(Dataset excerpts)
##############################

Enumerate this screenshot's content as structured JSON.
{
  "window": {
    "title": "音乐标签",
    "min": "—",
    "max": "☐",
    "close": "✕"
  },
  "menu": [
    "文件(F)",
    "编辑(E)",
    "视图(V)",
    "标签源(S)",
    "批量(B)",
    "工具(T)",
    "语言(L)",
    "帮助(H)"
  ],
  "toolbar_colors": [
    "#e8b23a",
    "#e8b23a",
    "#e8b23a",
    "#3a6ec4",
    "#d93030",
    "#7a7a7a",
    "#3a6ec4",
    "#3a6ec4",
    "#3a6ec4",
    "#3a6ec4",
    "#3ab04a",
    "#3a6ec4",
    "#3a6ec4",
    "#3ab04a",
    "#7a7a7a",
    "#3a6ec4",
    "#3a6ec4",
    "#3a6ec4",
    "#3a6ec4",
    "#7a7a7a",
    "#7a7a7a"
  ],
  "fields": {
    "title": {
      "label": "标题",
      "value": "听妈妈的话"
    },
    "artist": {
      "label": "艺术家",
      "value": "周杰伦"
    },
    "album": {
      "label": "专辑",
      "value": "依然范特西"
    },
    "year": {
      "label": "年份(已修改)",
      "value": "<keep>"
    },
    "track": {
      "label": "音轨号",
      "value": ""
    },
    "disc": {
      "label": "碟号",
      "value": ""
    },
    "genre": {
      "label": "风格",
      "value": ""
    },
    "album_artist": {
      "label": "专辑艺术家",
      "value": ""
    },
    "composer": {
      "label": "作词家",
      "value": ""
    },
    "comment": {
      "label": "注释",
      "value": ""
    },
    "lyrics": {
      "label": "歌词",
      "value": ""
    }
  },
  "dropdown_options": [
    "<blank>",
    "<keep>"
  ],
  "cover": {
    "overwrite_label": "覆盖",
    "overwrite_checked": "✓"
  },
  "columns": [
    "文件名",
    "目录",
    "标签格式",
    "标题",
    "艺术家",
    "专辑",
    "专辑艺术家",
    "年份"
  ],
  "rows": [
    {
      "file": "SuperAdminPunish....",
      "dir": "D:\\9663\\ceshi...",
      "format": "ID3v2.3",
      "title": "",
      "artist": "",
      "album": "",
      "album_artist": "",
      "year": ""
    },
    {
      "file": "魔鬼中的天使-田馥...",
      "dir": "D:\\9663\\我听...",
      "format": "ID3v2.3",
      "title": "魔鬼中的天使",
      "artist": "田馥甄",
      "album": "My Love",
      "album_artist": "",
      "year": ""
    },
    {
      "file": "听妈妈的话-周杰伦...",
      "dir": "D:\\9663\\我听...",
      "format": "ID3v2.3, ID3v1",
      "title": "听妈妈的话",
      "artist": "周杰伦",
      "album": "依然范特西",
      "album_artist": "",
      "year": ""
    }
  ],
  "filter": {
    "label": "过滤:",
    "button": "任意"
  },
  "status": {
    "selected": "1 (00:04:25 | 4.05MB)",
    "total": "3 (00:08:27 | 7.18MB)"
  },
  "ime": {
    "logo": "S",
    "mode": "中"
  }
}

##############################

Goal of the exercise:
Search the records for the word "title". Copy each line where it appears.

Exercise result:
    "title": "音乐标签",
    "title": {
      "title": "",
      "title": "魔鬼中的天使",
      "title": "听妈妈的话",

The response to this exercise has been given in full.